Records drawn from a dataset:
------------------------------------------------------------
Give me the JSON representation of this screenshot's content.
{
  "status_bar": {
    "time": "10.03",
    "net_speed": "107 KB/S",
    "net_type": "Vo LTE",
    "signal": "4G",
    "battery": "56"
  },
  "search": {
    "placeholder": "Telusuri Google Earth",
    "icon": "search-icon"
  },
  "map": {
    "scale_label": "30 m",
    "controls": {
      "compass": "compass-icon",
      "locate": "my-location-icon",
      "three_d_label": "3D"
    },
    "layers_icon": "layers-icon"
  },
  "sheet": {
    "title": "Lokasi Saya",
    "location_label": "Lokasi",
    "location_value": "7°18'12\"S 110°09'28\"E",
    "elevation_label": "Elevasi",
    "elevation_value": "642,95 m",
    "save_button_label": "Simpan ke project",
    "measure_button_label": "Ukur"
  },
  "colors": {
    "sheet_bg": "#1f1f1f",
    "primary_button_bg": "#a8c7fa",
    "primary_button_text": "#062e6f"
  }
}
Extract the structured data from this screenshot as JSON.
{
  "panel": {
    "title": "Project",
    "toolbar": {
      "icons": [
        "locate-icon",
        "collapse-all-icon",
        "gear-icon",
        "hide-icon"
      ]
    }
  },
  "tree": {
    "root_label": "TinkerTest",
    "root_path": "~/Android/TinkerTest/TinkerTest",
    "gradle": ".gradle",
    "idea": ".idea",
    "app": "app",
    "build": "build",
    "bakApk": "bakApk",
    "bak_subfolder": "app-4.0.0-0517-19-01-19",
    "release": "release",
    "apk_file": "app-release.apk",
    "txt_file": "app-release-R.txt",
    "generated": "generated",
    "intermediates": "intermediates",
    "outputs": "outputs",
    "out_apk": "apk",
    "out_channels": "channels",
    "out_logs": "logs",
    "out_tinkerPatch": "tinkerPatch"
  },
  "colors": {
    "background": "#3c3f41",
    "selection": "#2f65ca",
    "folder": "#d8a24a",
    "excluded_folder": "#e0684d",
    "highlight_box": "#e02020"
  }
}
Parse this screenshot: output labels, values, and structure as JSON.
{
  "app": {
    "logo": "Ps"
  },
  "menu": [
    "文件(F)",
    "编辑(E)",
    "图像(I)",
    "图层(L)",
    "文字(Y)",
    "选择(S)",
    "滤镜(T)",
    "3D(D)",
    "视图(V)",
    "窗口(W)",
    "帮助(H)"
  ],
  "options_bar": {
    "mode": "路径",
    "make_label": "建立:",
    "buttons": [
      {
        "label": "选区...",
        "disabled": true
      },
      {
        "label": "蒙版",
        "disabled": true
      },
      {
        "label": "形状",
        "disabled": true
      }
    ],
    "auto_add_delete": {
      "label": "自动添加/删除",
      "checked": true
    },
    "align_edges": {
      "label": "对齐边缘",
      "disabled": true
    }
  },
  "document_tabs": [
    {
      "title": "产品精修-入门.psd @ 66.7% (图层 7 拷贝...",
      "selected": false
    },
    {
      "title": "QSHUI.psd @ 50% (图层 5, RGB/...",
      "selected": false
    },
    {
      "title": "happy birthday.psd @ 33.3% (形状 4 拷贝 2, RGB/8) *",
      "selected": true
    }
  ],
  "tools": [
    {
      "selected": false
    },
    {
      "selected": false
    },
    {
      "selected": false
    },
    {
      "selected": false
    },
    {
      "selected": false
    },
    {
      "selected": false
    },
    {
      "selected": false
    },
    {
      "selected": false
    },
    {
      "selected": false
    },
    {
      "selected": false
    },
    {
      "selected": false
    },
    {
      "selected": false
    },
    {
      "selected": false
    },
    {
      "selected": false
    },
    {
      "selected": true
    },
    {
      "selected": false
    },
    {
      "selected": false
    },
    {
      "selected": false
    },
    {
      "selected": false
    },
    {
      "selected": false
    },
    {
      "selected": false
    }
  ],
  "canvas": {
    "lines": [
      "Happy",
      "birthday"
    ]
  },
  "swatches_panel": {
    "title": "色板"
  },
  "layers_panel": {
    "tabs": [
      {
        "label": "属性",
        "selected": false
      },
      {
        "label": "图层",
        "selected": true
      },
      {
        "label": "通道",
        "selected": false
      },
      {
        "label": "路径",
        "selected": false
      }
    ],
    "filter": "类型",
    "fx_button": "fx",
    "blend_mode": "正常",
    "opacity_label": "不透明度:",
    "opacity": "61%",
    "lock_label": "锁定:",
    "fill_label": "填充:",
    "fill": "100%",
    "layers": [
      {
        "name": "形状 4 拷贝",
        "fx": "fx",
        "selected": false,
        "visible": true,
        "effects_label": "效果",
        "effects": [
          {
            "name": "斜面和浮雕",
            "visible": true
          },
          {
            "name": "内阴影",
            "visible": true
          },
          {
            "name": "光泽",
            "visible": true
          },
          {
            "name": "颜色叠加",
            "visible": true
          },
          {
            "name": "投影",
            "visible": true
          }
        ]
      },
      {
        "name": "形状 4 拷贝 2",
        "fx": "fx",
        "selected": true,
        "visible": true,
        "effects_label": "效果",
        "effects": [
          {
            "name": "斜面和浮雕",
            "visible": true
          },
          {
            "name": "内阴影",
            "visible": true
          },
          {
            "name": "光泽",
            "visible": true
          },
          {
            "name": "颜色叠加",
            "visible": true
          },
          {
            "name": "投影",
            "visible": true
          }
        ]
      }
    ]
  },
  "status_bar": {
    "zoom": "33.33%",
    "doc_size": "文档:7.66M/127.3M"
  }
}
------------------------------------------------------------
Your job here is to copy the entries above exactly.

Give me the JSON representation of this screenshot's content.
{
  "status_bar": {
    "time": "10.03",
    "net_speed": "107 KB/S",
    "net_type": "Vo LTE",
    "signal": "4G",
    "battery": "56"
  },
  "search": {
    "placeholder": "Telusuri Google Earth",
    "icon": "search-icon"
  },
  "map": {
    "scale_label": "30 m",
    "controls": {
      "compass": "compass-icon",
      "locate": "my-location-icon",
      "three_d_label": "3D"
    },
    "layers_icon": "layers-icon"
  },
  "sheet": {
    "title": "Lokasi Saya",
    "location_label": "Lokasi",
    "location_value": "7°18'12\"S 110°09'28\"E",
    "elevation_label": "Elevasi",
    "elevation_value": "642,95 m",
    "save_button_label": "Simpan ke project",
    "measure_button_label": "Ukur"
  },
  "colors": {
    "sheet_bg": "#1f1f1f",
    "primary_button_bg": "#a8c7fa",
    "primary_button_text": "#062e6f"
  }
}
Extract the structured data from this screenshot as JSON.
{
  "panel": {
    "title": "Project",
    "toolbar": {
      "icons": [
        "locate-icon",
        "collapse-all-icon",
        "gear-icon",
        "hide-icon"
      ]
    }
  },
  "tree": {
    "root_label": "TinkerTest",
    "root_path": "~/Android/TinkerTest/TinkerTest",
    "gradle": ".gradle",
    "idea": ".idea",
    "app": "app",
    "build": "build",
    "bakApk": "bakApk",
    "bak_subfolder": "app-4.0.0-0517-19-01-19",
    "release": "release",
    "apk_file": "app-release.apk",
    "txt_file": "app-release-R.txt",
    "generated": "generated",
    "intermediates": "intermediates",
    "outputs": "outputs",
    "out_apk": "apk",
    "out_channels": "channels",
    "out_logs": "logs",
    "out_tinkerPatch": "tinkerPatch"
  },
  "colors": {
    "background": "#3c3f41",
    "selection": "#2f65ca",
    "folder": "#d8a24a",
    "excluded_folder": "#e0684d",
    "highlight_box": "#e02020"
  }
}
Parse this screenshot: output labels, values, and structure as JSON.
{
  "app": {
    "logo": "Ps"
  },
  "menu": [
    "文件(F)",
    "编辑(E)",
    "图像(I)",
    "图层(L)",
    "文字(Y)",
    "选择(S)",
    "滤镜(T)",
    "3D(D)",
    "视图(V)",
    "窗口(W)",
    "帮助(H)"
  ],
  "options_bar": {
    "mode": "路径",
    "make_label": "建立:",
    "buttons": [
      {
        "label": "选区...",
        "disabled": true
      },
      {
        "label": "蒙版",
        "disabled": true
      },
      {
        "label": "形状",
        "disabled": true
      }
    ],
    "auto_add_delete": {
      "label": "自动添加/删除",
      "checked": true
    },
    "align_edges": {
      "label": "对齐边缘",
      "disabled": true
    }
  },
  "document_tabs": [
    {
      "title": "产品精修-入门.psd @ 66.7% (图层 7 拷贝...",
      "selected": false
    },
    {
      "title": "QSHUI.psd @ 50% (图层 5, RGB/...",
      "selected": false
    },
    {
      "title": "happy birthday.psd @ 33.3% (形状 4 拷贝 2, RGB/8) *",
      "selected": true
    }
  ],
  "tools": [
    {
      "selected": false
    },
    {
      "selected": false
    },
    {
      "selected": false
    },
    {
      "selected": false
    },
    {
      "selected": false
    },
    {
      "selected": false
    },
    {
      "selected": false
    },
    {
      "selected": false
    },
    {
      "selected": false
    },
    {
      "selected": false
    },
    {
      "selected": false
    },
    {
      "selected": false
    },
    {
      "selected": false
    },
    {
      "selected": false
    },
    {
      "selected": true
    },
    {
      "selected": false
    },
    {
      "selected": false
    },
    {
      "selected": false
    },
    {
      "selected": false
    },
    {
      "selected": false
    },
    {
      "selected": false
    }
  ],
  "canvas": {
    "lines": [
      "Happy",
      "birthday"
    ]
  },
  "swatches_panel": {
    "title": "色板"
  },
  "layers_panel": {
    "tabs": [
      {
        "label": "属性",
        "selected": false
      },
      {
        "label": "图层",
        "selected": true
      },
      {
        "label": "通道",
        "selected": false
      },
      {
        "label": "路径",
        "selected": false
      }
    ],
    "filter": "类型",
    "fx_button": "fx",
    "blend_mode": "正常",
    "opacity_label": "不透明度:",
    "opacity": "61%",
    "lock_label": "锁定:",
    "fill_label": "填充:",
    "fill": "100%",
    "layers": [
      {
        "name": "形状 4 拷贝",
        "fx": "fx",
        "selected": false,
        "visible": true,
        "effects_label": "效果",
        "effects": [
          {
            "name": "斜面和浮雕",
            "visible": true
          },
          {
            "name": "内阴影",
            "visible": true
          },
          {
            "name": "光泽",
            "visible": true
          },
          {
            "name": "颜色叠加",
            "visible": true
          },
          {
            "name": "投影",
            "visible": true
          }
        ]
      },
      {
        "name": "形状 4 拷贝 2",
        "fx": "fx",
        "selected": true,
        "visible": true,
        "effects_label": "效果",
        "effects": [
          {
            "name": "斜面和浮雕",
            "visible": true
          },
          {
            "name": "内阴影",
            "visible": true
          },
          {
            "name": "光泽",
            "visible": true
          },
          {
            "name": "颜色叠加",
            "visible": true
          },
          {
            "name": "投影",
            "visible": true
          }
        ]
      }
    ]
  },
  "status_bar": {
    "zoom": "33.33%",
    "doc_size": "文档:7.66M/127.3M"
  }
}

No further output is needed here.